Hi. Just a question. In your schematics, you used two octocouplers right? If I want to use just one, what do I need to modify?
mfashraf mfashraf11 months ago
Another question is that instead of putting this at the disassembled dryer, can I modify it to put it at the mains socket instead?
T3h_Muffinator (author)  mfashraf11 months ago
Yes. If you want to put it at the mains socket, you would need to measure the current in the power cord, rather than the voltage between two terminals. If your dryer draws 22Amps of current on average, then you would really want to use a current transformer, which is a coil of wire with many turns (thousands) that can magnetically couple to the current in your power cable.
Hi. I've come to somewhat a problem. I have tried to make a simple circuit with an led and without any optocoupler.
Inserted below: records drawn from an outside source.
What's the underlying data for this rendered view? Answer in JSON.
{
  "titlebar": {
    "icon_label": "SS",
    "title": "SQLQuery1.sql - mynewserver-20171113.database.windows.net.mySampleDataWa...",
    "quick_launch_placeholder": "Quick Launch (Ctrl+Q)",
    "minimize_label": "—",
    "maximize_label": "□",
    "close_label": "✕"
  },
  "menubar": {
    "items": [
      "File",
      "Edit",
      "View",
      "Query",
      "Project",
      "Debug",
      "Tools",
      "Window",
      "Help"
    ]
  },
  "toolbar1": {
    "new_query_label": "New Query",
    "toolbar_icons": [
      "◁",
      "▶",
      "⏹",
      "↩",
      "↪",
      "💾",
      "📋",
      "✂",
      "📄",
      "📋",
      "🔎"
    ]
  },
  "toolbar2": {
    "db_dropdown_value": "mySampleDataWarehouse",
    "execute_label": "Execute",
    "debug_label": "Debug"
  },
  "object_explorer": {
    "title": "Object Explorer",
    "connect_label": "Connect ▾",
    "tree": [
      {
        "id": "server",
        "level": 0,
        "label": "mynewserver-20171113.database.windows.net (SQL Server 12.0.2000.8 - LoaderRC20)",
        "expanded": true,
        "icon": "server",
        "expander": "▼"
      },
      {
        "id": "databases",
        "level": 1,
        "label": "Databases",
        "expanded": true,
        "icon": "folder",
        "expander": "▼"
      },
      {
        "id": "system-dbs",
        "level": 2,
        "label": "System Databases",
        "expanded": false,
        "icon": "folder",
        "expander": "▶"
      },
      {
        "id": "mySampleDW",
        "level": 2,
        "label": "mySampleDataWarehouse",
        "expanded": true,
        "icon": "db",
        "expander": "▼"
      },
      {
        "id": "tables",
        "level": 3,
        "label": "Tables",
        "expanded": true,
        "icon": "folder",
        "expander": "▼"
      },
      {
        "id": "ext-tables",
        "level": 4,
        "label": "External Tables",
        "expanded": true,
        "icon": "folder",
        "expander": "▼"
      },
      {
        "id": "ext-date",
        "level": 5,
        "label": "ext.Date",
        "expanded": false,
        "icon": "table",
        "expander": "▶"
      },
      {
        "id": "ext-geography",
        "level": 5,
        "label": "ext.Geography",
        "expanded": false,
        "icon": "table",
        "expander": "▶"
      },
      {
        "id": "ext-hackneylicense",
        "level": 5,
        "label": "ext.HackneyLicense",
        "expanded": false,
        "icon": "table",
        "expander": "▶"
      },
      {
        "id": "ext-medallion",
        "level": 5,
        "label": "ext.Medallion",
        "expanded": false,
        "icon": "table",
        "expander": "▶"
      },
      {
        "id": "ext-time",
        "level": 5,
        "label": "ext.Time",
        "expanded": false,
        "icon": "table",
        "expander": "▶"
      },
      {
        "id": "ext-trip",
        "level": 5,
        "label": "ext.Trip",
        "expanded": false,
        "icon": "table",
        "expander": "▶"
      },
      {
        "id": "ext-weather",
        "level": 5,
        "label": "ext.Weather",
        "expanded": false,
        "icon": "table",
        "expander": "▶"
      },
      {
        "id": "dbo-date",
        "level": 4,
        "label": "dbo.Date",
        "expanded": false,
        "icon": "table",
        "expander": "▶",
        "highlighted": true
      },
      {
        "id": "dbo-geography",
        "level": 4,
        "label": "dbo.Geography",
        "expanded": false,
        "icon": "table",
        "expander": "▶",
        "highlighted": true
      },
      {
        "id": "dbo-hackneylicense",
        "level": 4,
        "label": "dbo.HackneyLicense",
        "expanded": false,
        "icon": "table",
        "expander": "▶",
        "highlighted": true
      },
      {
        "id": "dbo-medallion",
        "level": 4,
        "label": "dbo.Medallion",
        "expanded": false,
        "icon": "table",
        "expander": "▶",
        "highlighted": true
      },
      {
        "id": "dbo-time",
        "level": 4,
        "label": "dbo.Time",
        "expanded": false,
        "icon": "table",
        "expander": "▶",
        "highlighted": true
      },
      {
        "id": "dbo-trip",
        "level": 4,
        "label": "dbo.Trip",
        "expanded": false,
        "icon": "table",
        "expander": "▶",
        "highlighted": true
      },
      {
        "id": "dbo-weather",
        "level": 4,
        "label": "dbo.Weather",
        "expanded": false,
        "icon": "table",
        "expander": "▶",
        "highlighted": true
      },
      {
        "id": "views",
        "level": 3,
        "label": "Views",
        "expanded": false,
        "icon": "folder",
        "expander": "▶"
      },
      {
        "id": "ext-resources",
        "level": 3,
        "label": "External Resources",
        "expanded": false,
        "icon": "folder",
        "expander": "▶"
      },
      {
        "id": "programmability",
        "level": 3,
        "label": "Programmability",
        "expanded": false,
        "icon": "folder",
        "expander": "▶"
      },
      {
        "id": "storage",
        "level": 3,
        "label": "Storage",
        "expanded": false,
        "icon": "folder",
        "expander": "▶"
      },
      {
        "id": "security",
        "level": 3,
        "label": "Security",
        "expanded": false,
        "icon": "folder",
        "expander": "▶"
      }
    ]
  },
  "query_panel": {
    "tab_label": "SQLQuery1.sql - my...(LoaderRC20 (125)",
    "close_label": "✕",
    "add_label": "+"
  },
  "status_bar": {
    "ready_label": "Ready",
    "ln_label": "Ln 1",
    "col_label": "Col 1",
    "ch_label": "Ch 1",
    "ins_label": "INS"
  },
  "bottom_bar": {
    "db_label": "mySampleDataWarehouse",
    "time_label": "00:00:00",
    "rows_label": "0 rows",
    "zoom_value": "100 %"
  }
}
Everything works but the problem is when I touch an gpio pin, it registers as off and when I take it out, it says that it is running. It should be the other way around isnt it?

One more thing, to get things working, I had to write gpio reset to the command. That will then show every port as running even tho there isnt any pins that are connected.

I know the problem lies in the program but I couldn't identify which line to fix. Do help
canida1 year ago
What ever happened to just calling the washer on old analog tepophone?!? Kids these days.
*shakes head*
*drools on the carpet*
GarthBock1 year ago
Our university has that in the dorm laundries. Students can go on the web to see what washer/dryers are available or done with their load. Nice version of this !
T3h_Muffinator (author)  GarthBock1 year ago
Thanks!

Yeah, do you use LaundryView?
Orngrimm1 year ago
Yak shaving??? :)
T3h_Muffinator (author)  Orngrimm1 year ago
ChapDad1 year ago
Nice project. I'm not going to try it, but you win bonus points for heteronormativity
T3h_Muffinator (author)  ChapDad1 year ago
Thanks. We figured that a heteronormative naming scheme would result in the highest probability of laundry machine reproduction. We even made sure to keep machine species separate, as to prevent sterile hybrid offspring.